Data section start

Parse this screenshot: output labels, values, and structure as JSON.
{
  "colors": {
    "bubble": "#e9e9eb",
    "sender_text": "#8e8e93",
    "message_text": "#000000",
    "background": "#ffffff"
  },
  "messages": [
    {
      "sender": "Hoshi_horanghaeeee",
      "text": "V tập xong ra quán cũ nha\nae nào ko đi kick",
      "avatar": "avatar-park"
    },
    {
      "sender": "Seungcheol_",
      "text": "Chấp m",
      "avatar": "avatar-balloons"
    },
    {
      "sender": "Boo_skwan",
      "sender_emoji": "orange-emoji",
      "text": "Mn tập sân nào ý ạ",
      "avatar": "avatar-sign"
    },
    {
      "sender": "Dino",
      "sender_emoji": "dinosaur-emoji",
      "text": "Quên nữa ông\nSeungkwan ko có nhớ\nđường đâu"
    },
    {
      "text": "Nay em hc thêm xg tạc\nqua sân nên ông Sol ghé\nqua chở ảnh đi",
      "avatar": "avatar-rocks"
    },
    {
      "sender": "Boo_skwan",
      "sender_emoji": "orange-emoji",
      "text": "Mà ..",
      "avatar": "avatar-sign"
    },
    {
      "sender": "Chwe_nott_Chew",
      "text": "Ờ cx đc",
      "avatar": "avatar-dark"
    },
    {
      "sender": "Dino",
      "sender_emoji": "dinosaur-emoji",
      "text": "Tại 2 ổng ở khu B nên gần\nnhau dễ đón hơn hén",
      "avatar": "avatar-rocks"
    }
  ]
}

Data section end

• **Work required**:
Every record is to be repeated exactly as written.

• **Written solution**:
Parse this screenshot: output labels, values, and structure as JSON.
{
  "colors": {
    "bubble": "#e9e9eb",
    "sender_text": "#8e8e93",
    "message_text": "#000000",
    "background": "#ffffff"
  },
  "messages": [
    {
      "sender": "Hoshi_horanghaeeee",
      "text": "V tập xong ra quán cũ nha\nae nào ko đi kick",
      "avatar": "avatar-park"
    },
    {
      "sender": "Seungcheol_",
      "text": "Chấp m",
      "avatar": "avatar-balloons"
    },
    {
      "sender": "Boo_skwan",
      "sender_emoji": "orange-emoji",
      "text": "Mn tập sân nào ý ạ",
      "avatar": "avatar-sign"
    },
    {
      "sender": "Dino",
      "sender_emoji": "dinosaur-emoji",
      "text": "Quên nữa ông\nSeungkwan ko có nhớ\nđường đâu"
    },
    {
      "text": "Nay em hc thêm xg tạc\nqua sân nên ông Sol ghé\nqua chở ảnh đi",
      "avatar": "avatar-rocks"
    },
    {
      "sender": "Boo_skwan",
      "sender_emoji": "orange-emoji",
      "text": "Mà ..",
      "avatar": "avatar-sign"
    },
    {
      "sender": "Chwe_nott_Chew",
      "text": "Ờ cx đc",
      "avatar": "avatar-dark"
    },
    {
      "sender": "Dino",
      "sender_emoji": "dinosaur-emoji",
      "text": "Tại 2 ổng ở khu B nên gần\nnhau dễ đón hơn hén",
      "avatar": "avatar-rocks"
    }
  ]
}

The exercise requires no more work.